Starbucks created something remarkable in May, besides the Caramel Waffle Cone Frappuccino. It served up a $500 million “social bond” to investors, and in doing so, expanded the use of the bond market well beyond its usual remit. Starbucks will use the funding to support its stable of hand-picked ethical coffee growers, which includes lending to farmers who can’t get funding elsewhere.
The Morgan Stanley-led deal is the first of its kind by a U.S. company, and is a key advancement in the world of sustainable investing. It signals to the rest of Corporate America that many investors now look at social responsibility as an item just as deserving of funding in the bond market as any other core business activity.
“Starbucks epitomizes how any corporation in any industry can now take a look at its business and identify how it operates in a socially responsible manner, and then offer investors the opportunity to support that,” says Navindu Katugampola, head of green and sustainability bonds at Morgan Stanley.
Paving the way for social, or “sustainability” bonds as they’re sometimes called, is a booming green bond business. Green bond issuance reached record levels in the first half of this year, fueled by a first quarter surge in deals out of China. By the end of June, Chinese entities constituted a quarter of the record $37 billion worth of deal volume1. Moody’s Investors Service expects entities from China, and a number of other signatories to the United Nations’ COP21 Paris Agreement2 to seek funding for climate-related projects in the green bond market.

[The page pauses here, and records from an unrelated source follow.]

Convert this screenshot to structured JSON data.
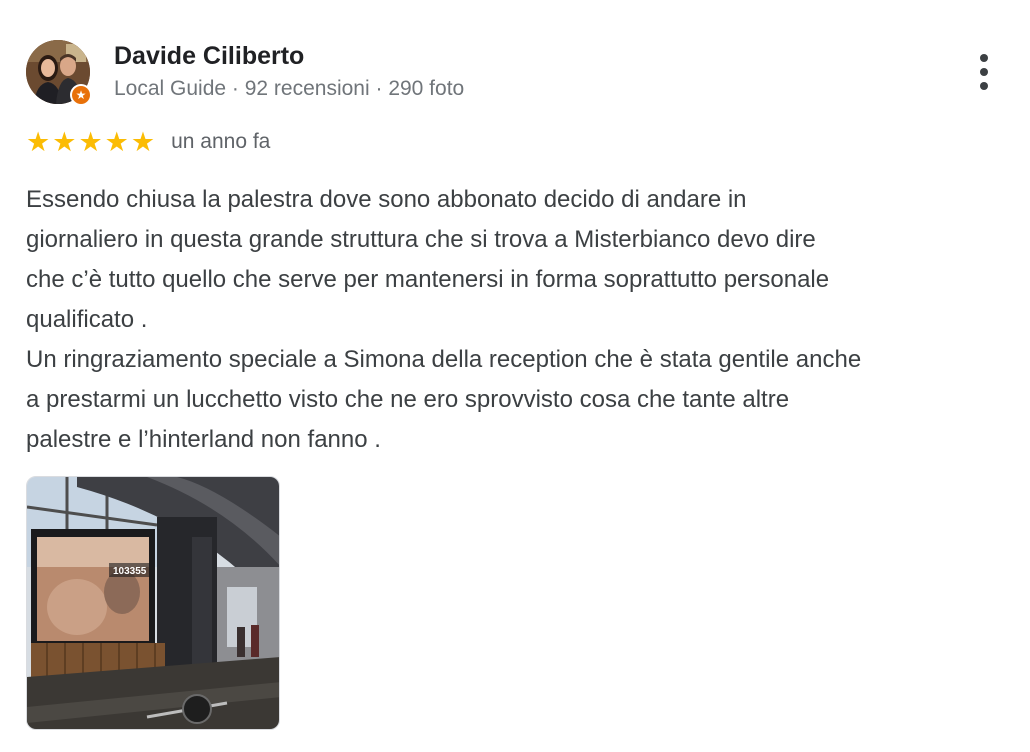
{
  "review": {
    "author": {
      "name": "Davide Ciliberto",
      "meta": "Local Guide · 92 recensioni · 290 foto",
      "avatar_icon": "user-avatar",
      "badge_icon": "local-guide-star-icon",
      "badge_glyph": "★"
    },
    "more_icon": "more-vert-icon",
    "rating": {
      "stars": 5,
      "max": 5,
      "star_glyph": "★",
      "star_color": "#fbbc04"
    },
    "date": "un anno fa",
    "text_lines": [
      "Essendo chiusa la palestra dove sono abbonato decido di andare in",
      "giornaliero in questa grande struttura che si trova a Misterbianco devo dire",
      "che c’è tutto quello che serve per mantenersi in forma soprattutto personale",
      "qualificato .",
      "Un ringraziamento speciale a Simona della reception che è stata gentile anche",
      "a prestarmi un lucchetto visto che ne ero sprovvisto cosa che tante altre",
      "palestre e l’hinterland non fanno ."
    ],
    "photo": {
      "screen_counter": "103355"
    }
  },
  "colors": {
    "author_name": "#202124",
    "meta": "#70757a",
    "body_text": "#3c4043",
    "badge": "#e8710a"
  }
}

Moody's forecasts at least a $50 billion tally of deals by the end of this year and possibly as much as $70 billion, from $42 billion in 20153.
“India is one of the governments around the world that agreed at the UN’s COP21 meeting to a new global climate accord, and its plans to boost renewable energy capacity is very substantial,” says Andrew Salvoni, head of Morgan Stanley’s green and sustainable bond syndicate desk. “It’s likely we’ll also see debut offerings from other countries using the structure to fund environmentally-friendly projects.”
Driving record deal volumes for green bonds and the debut of new structures is ever-increasing demand for Sustainable and Responsible Investing (SRI). Overall appetite for SRI products and strategies now accounts for $6.57 trillion of assets managed in the U.S.4 and $21.4 trillion globally5.
The acceptance of green bonds has helped whet investors’ appetite for more kinds of SRI vehicles. “One of the reasons why we are seeing a growing interest in social bonds is because people want diversity in their SRI portfolios – they want different kinds of issuers,” says Salvoni. “Many investors also want to get involved in other causes they are passionate about.”
Social bonds have been slow to catch on, partly because of the lack of any guidelines on what constitutes one. “There’s been a push, particularly on the investor side but also from issuers, to expand the green bond market from simply a climate remit, to include other aspects of socially responsible investment,” says Salvoni.
The International Capital Markets Association has sought to remedy this with a Social Bond Guidance appendix to its already industry-standard Green Bond Principles.